The newest season of "The Amazing Race" may wind up being a big reunion for other CBS reality show alums, with sources reporting to multiple outlets that alums from "Big Brother" and "Survivor" will make up the new cast of the show.

After initial reports to TMZ confirmed that "Big Brother" alums were going to be featured on the new season, Us Weekly also reports that "Survivor" alums will also be a part of the competition.

According to the publication, current partnerships (though nothing is finalized) include:

  • Dan Gheesling (BB10 Winner, BB14 runner-up) and Jessie Godders (BB10 and BB11)
  • Janelle Pierzina (BB6, BB7, and BB14) and Britney Haynes (BB12 and BB14)
  •  Frank Eudy (Bb14 and BB18) and Ian Terry (BB14 winner)
  • Caleb Reynolds (BB16, 'Survivor' Season 32, 'Survivor' Season 34) and Tai Trang ('Survivor' 32 and 'Survivor' 34)
  • Rachel Reilly (BB12 and BB13 Winner) and Elissa Slater (BB15)
  • Corey Brooks (BB18) and James Huling (BB17 and BB18)
  • Nicole Franzel (BB16 and BB18 Winner) and Victor Arroyo (BB18)
  • Da'Vonne Rogers (Bb17 and BB18) and Bridgette Dunning (BB18)

TMZ had previously reported that Corey and James, as well as Caleb, were all participating and that Corey and James had nicknamed their team as Tejas Tacos.
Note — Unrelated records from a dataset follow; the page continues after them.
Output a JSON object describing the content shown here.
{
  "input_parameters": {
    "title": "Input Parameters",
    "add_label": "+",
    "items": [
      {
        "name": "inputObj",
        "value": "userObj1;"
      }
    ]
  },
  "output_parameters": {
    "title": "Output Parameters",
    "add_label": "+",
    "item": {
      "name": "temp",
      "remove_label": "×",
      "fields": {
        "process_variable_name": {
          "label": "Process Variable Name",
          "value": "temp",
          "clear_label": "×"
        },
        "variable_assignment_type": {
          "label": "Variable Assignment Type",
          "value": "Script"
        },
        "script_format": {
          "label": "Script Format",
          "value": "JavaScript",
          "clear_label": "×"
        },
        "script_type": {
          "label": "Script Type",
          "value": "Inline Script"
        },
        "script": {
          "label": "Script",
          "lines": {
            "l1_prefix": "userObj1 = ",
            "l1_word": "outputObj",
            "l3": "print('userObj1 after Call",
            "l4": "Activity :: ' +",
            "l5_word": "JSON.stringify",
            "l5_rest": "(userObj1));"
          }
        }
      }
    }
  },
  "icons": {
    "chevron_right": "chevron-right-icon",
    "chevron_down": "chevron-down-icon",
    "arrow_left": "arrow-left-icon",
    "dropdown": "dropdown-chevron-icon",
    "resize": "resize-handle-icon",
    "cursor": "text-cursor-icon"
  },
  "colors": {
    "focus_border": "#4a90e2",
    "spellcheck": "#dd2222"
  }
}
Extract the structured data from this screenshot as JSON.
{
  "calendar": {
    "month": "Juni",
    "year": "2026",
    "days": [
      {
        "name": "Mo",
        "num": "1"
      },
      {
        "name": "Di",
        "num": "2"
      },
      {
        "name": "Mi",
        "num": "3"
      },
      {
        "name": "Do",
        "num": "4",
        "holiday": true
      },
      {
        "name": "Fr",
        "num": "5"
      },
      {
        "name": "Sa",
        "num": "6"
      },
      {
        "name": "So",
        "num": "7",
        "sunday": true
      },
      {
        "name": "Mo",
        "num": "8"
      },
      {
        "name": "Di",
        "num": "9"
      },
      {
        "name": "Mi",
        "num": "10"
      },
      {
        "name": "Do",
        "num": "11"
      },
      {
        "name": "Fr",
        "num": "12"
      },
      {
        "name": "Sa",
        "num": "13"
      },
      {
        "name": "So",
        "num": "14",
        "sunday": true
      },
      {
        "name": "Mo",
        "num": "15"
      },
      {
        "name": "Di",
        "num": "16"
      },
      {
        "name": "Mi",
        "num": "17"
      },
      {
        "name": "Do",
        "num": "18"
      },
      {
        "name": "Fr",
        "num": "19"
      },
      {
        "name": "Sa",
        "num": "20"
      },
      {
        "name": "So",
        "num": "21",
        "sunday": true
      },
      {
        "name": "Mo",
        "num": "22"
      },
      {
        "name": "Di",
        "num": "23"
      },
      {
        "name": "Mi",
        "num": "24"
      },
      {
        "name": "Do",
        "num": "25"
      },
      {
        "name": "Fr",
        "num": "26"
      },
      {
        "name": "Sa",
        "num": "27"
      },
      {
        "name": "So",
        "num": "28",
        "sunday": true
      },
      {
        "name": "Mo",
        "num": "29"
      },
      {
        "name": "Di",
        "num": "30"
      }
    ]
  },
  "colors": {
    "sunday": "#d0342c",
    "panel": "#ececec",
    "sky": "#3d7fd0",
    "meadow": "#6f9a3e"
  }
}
Of the rumored competitors, Rachel Reilly is the only one who has previously appeared on "The Amazing Race." She competed with her husband, Brendan Villegas, on both Seasons 20 and 24 of the series. The pair placed third each time. This time around, if these match-ups are correct, she is racing with her sister.

According to the Us Weekly report, CBS had hoped to also land past "Big Brother" winners Dr. Will Kirby and Derrick Levasseur, as well as Season 16 standout Frankie Grande, Ariana Grande's brother. However, all three reportedly declined to participate.

It is unclear when the new season of "Amazing Race" would air, but host Phil Keoghan did share that the ratings from Season 30 had him confident that the show would return to its old format where it ran twice seasons a year, instead of the one a year that have aired since 2017.

"There's no doubt what's going to happen—if we shoot two races this year, they'll more than likely shoot in the summer and next winter because we just finished shooting in the winter," he said at the time. "On the normal schedule. I have a feeling we're going to go back to a normal schedule."